Marie Curie wasn’t the only female scientist in history. This presentation explores four brilliant and important women scientists: Lise Meitner, who discovered nuclear fission; Chien-Shiung Wu, who overturned a major law in physics; Barbara McClintock, who was the Einstein of genetics; and Shirley Ann Jackson, whose public policy work in nuclear-power-plant oversight impacted the United States and the world. These amazing women show what can be accomplished when passion and intelligence meet determination to overcome all obstacles. Sponsored by the Women in Physics Club and Women’s and Gender Studies Program. Free and open to the public.
Women's and Gender Studies
There is a group of people in the world today who are more persecuted than anyone else, but they are not political or religious activists. They are girls. Being born a girl means you are more likely to be subjected to violence, disease, poverty and disadvantage than any other group on the planet. As each girl moves closer to coming of age, "I am a Girl," a feature-length documentary, reveals what it means to grow up female in the 21st century. As a day on earth transpires from dawn to dusk and into the night, we meet Manu, Kimsey, Aziza, Habiba, Breani and Katie – each on the brink of womanhood and dealing with the realities of what it means to grow up female in their world today. As they come of age in the way their culture dictates, we see remarkable heart-warming stories of resilience, bravery and humor. This event is sponsored by the Multicultural Graduate Student Association, College of Education Diversity Committee, Center for Multicultural Education, Rod Library and Women’s and Gender Studies Program. Free and open to the public.
This film unearths the story of black women's political marginalization, between the male-dominated Black Power movement and second wave feminism which was largely white and middle class, showing how each failed to recognize black women's overlapping racial and gender identities. A panel discussion will follow the film. This event is sponsored by the Multicultural Teaching Alliance, #WeCanDoBetter campaign and the Women's and Gender Studies Program. Free and open to the public.
This panel aims to engage the audience in conversations about the ethics of gender-based discrimination and harassment in video gaming culture and social media; to discuss responsible Internet usage; and to confront personal biases. Through these conversations, aided and inspired by learning about the experiences of the panelists (professionals in the videogame industry including Brianna Wu, one of the original targets of #gamergate; Maddy Myers; Samantha Kalman; and Patrick Klepek), we aim to challenge the audience to reflect on their relationships with media and social media; to become more critical consumers of media; and to examine their own roles in creating a more inclusive and respectful community--both at UNI and online.
Sponsored by: Women’s & Gender Studies Program; Departments of Communication Studies, Computer Science, Math, and Psychology; and a Reaching for Higher Ground grant.
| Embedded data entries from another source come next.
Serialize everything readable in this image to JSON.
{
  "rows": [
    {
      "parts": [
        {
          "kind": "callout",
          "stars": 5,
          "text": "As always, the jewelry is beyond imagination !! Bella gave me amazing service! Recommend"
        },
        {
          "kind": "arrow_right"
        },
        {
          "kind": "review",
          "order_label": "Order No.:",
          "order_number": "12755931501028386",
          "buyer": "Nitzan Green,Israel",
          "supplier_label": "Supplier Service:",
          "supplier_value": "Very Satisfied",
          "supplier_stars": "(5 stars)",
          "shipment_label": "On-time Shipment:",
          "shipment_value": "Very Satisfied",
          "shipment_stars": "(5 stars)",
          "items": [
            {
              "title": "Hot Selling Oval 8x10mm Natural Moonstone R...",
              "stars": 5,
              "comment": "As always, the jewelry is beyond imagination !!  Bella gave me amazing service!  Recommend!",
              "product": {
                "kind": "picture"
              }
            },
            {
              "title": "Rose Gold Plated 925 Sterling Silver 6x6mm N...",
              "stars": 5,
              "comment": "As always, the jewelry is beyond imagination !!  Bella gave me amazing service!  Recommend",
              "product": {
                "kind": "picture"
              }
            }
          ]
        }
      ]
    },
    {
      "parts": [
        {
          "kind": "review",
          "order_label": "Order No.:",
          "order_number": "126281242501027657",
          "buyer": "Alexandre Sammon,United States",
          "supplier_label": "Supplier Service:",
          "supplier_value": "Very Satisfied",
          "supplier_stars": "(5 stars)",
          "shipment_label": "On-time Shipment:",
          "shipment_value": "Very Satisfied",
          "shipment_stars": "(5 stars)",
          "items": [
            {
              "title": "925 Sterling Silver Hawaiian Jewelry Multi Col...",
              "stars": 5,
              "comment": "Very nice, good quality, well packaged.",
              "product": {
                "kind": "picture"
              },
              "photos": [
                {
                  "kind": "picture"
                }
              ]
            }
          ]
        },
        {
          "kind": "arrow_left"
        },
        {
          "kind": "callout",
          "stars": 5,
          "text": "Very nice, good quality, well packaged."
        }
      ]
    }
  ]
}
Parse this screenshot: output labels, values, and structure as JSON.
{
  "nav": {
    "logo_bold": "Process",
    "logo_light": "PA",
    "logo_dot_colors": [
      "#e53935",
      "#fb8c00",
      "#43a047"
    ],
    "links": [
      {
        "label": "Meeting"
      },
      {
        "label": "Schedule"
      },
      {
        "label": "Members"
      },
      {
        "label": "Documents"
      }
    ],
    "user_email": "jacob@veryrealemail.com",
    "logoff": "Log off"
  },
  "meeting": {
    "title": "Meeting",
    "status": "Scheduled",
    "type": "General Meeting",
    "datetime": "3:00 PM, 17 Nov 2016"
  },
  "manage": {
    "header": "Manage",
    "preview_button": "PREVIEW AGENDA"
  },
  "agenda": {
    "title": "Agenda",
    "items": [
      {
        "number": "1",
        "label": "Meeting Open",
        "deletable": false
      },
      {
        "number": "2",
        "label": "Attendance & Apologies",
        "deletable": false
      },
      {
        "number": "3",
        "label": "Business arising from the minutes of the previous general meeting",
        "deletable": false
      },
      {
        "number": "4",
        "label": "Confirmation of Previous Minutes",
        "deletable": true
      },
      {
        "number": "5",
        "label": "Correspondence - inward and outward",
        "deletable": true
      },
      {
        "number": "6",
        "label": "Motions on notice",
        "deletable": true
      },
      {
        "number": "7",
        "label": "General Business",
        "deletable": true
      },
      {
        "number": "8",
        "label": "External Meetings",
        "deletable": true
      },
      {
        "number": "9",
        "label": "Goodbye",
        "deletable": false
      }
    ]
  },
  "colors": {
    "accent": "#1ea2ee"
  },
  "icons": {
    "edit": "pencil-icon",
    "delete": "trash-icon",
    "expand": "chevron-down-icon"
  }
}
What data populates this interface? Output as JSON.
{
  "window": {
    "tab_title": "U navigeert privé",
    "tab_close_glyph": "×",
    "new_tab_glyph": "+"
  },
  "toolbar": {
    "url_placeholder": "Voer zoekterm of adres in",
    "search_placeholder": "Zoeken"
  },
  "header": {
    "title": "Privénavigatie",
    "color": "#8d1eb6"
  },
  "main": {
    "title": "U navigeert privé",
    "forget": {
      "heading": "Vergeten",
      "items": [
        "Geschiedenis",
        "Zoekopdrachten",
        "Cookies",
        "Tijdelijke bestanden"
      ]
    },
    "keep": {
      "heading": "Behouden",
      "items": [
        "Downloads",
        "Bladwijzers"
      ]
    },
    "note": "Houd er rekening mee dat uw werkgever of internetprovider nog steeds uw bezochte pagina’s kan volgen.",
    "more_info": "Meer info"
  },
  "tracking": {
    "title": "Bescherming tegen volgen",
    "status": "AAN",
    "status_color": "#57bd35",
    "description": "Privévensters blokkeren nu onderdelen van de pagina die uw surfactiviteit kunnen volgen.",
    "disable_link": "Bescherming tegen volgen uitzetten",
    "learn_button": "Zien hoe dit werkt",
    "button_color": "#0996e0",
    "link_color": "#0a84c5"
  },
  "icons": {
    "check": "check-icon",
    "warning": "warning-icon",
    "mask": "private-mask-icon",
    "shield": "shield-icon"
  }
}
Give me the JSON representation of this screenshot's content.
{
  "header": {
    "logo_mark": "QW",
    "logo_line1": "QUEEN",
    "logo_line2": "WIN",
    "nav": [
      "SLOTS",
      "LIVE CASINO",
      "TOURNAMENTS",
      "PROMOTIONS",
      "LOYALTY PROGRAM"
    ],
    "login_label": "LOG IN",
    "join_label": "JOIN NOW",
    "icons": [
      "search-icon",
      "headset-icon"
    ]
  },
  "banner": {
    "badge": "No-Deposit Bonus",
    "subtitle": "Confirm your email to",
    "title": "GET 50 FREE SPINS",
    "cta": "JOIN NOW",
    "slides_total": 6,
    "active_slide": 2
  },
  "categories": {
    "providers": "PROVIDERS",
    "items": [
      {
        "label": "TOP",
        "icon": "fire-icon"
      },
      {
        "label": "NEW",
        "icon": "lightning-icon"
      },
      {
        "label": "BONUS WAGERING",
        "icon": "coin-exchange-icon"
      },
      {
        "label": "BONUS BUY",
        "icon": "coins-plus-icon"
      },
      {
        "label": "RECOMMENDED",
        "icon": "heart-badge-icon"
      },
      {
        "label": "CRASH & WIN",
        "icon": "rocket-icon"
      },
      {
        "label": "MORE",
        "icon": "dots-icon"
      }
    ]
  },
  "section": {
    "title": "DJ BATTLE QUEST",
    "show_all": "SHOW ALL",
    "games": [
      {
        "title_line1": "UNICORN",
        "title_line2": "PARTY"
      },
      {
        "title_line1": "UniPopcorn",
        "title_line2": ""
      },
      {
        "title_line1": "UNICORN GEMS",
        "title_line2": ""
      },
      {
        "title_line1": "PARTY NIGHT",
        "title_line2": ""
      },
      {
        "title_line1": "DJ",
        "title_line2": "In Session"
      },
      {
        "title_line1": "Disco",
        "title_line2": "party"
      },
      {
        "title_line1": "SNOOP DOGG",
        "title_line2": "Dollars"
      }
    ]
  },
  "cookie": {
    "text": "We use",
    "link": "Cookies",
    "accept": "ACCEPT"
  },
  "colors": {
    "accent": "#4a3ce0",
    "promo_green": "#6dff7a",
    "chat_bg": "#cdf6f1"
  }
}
This film offers a look into the minds and hearts of the women inmates of New York’s Bedford Hills Correctional Facility. The film goes inside a writing workshop led by playwright Eve Ensler, consisting of 15 women, most of whom were convicted of murder. Through a series of exercises and discussions, the women delve into and expose their most terrifying realities as they grapple with the nature of their crimes and their own culpability.
Build community with women at UNI. Socialize with other women, decorate a cupcake, make a Galentine’s Day card and take pictures with your girlfriends.
This workshop will explore the issue of violence against women and girls from a masculine perspective, addressing the root causes of violence and the ways men can be active participants in ending it. The workshop is for men-identified participants only. No registration is required.
Australian filmmaker Genevieve Bailey traveled the world for six years talking with 11-year-olds to compose this insightful, funny and moving documentary portrait of childhood. From an orphanage in India, to a single-parent household in inner-city Melbourne, to bathing with elephants in Thailand, I AM ELEVEN explores the lives and thoughts of children from around the world. I AM ELEVEN weaves together deeply personal and at times hilarious portraits of what it means to sit at this transitional age. These young minds provide us with a powerful insight into the future of our world. As straight up and personal as the ’7 Up’ series, and with the comedy and honesty of ‘Spellbound’, this documentary enables us to explore an age where these ‘not quite kids, not quite teenagers’ briefly linger, between the frank openness and sometimes naivety of childhood, and the sharp and surprisingly brave wisdom and knowing of adulthood. As much as it is a story about them, it is a story with them, of what it is like to be eleven today. The film is 94 minutes long and is appropriate for middle and upper elementary school students. Tickets are $10.
The recipient of the Women's and Gender Studies Outstanding Graduate Paper on Gender award will present their paper and be presented with their award.